The dependence of photoinduced carrier generation and decay on donor-acceptor nanomorphology is reported as a function of composition for blends of the polymer poly(2,5-bis(3-tetradecylthiophen-2-yl)thieno[3,2-b] thiophene) (pBTTT-C14) with two electron-accepting fullerenes: phenyl-C71-butyric acid methyl ester (PC71BM) or the bisadduct of phenyl-C61-butyric acid methyl ester (bis-PC 61BM). The formation of partially or fully intercalated bimolecular crystals at weight ratios up to 1:1 for pBTTT-C14:PC71BM blends leads to efficient exciton quenching due to a combination of static and dynamic mechanisms. At higher fullerene loadings, pure PC71BM domains are formed that result in an enhanced free carrier lifetime, as a consequence of spatial separation of the electron and hole into different phases, and the dominant contribution to the photoconductance comes from the high-frequency electron mobility in the fullerene clusters. In the pBTTT-C14:bis- PC61BM system, phase separation results in a non-intercalated structure, independent of composition, which is characterized by exciton quenching that is dominated by a dynamic process, an enhanced carrier lifetime and a hole-dominated photoconductance signal.
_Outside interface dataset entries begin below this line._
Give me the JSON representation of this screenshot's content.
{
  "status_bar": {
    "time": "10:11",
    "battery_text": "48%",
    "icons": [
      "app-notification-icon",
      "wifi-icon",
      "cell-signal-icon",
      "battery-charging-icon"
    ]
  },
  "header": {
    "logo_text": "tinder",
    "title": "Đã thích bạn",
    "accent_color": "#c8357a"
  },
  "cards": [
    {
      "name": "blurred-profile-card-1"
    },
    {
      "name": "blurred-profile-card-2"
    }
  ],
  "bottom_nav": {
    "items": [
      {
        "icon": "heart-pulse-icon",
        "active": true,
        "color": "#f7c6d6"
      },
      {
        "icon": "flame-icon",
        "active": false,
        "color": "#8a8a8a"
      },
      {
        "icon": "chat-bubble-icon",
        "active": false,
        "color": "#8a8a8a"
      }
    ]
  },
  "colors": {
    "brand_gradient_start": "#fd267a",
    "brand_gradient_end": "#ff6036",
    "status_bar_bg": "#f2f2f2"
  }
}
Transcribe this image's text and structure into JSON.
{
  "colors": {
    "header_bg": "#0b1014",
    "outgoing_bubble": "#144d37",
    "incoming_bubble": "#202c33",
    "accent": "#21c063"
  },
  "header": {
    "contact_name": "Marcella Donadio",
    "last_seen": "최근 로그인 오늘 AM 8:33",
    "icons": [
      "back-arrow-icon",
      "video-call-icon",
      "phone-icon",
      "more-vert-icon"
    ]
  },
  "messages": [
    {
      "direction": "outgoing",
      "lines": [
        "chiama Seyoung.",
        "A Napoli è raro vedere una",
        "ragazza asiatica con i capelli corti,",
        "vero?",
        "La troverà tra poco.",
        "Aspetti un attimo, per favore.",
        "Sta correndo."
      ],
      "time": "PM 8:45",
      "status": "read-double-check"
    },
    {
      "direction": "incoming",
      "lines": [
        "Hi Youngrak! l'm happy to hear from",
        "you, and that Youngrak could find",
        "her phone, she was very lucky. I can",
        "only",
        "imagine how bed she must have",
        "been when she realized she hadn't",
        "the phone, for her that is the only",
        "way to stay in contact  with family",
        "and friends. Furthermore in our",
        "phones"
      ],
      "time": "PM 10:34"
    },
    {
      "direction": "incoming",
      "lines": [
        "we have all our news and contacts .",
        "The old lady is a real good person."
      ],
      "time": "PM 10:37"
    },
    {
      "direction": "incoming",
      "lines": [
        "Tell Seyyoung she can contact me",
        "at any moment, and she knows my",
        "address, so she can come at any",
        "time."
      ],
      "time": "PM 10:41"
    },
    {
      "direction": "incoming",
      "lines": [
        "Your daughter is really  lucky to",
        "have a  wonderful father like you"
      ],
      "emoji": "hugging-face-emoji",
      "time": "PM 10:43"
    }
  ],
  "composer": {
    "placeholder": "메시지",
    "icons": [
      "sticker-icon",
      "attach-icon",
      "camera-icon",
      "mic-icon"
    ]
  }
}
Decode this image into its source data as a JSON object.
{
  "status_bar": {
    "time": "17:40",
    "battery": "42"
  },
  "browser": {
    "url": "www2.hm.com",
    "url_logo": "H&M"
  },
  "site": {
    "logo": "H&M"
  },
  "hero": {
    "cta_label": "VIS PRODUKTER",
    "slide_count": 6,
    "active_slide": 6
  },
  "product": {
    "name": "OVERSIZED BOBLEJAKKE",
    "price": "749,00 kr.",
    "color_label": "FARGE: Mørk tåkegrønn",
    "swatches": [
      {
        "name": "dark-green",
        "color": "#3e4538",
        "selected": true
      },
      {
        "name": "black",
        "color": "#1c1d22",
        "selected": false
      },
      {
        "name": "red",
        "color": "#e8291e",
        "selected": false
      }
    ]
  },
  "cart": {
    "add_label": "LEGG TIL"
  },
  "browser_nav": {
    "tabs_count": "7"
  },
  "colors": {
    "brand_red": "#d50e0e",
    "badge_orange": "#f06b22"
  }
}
The results indicate that intercalation of fullerene into crystalline polymer domains is not detrimental to the density of long-lived carriers, suggesting that efficient organic photovoltaic devices could be fabricated that incorporate intercalated structures, provided that an additional pure fullerene phase is present for charge extraction.
- conjugated polymer
- electron transfer